When Rabbi Dalia Samansky’s uncle died, her grandmother said, “God has been good to me. He gave me an extra 40 years with Marty.” “I was in awe of her ability to recognize and articulate her gratitude amidst her grief,” she says. “‘When you open yourself up to experience gratitude, you discover with clarity and accuracy how much good there is in your life…’”
Walking through Amsterdam’s cobblestone streets and looking up at its majestic buildings, “all senses are awakened to the history and memory surrounding you,” says Rabbi Tracy Kaplowitz. But what could Moses, in the absence of such material marvels, she wonders, leave as a legacy to our people? She finds her answer in an art exhibit in The Hague…
After a summer spent admiring bonsai trees and traversing a boulder field, Rabbi Rena Rifkin brought home two lessons: “The strongest trees are ones that can bend in the wind,” but you also need sure footing. “Our relationships, our community, our underlying beliefs — these are our rocks.”
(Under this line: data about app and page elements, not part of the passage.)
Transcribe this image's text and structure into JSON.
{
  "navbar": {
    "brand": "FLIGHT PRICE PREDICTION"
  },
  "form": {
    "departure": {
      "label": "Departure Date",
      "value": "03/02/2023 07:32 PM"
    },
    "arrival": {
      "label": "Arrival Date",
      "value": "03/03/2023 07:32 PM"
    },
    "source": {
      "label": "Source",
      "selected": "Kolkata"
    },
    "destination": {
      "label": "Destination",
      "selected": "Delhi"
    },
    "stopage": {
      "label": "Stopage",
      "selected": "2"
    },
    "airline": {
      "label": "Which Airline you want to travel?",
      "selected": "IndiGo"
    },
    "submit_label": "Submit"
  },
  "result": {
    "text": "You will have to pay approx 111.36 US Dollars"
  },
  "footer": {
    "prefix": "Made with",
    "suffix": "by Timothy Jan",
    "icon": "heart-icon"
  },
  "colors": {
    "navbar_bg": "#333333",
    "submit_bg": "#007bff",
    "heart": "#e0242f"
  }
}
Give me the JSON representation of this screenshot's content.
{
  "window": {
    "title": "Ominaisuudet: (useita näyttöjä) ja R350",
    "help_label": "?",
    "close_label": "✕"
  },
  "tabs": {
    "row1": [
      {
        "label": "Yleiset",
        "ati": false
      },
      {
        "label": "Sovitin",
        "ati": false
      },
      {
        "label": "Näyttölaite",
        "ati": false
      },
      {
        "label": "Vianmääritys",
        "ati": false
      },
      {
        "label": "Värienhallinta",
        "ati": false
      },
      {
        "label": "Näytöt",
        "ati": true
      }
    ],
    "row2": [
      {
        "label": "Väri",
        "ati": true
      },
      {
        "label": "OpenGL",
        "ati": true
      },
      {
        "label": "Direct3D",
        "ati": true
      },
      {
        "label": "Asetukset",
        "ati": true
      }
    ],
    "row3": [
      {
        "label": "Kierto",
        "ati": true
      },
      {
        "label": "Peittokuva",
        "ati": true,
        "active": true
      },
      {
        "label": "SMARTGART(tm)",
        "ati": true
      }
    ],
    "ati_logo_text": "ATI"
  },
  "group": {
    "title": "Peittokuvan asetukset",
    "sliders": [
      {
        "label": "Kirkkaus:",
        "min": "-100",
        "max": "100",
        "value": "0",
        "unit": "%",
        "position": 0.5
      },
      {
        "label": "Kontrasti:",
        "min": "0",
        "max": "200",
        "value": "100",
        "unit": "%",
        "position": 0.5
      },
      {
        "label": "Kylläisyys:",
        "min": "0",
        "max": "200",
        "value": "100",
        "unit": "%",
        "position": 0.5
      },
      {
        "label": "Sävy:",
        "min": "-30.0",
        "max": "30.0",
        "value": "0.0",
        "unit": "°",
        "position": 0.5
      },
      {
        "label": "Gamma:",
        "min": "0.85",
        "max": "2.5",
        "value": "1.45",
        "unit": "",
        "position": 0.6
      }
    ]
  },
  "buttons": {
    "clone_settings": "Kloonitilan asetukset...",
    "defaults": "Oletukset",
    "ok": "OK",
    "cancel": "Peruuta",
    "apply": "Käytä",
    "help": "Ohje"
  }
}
“If a tree falls in the forest, does it make a sound?” asks Rabbi Dalia Samansky. As we approach the High Holy Days, “we are held to account for all of our actions, seen or hidden.” During the month of Elul, we reflect and introspect — to make amends and become better versions of ourselves. Follow our Elul Values Exploration to engage in this practice: swfs.org/elul.
Each day after we wake, “we ask God to open our eyes,” says Rabbi Samantha Natov. What are we missing because we’re too busy looking at our phones or our feet? As we approach the High Holy Days, “may we open ourselves up to new avenues of perception.”
“What do you consider to be a ‘good’ Jew or a ‘bad’ Jew?” asks Rabbi Dalia Samansky. “To be a ‘good’ Jew, we must live our Judaism in our actions, not just our thoughts. As we approach the month of Elul — the traditional time for introspection and reflection — let us work to make our actions reflect the prayers of our hearts.”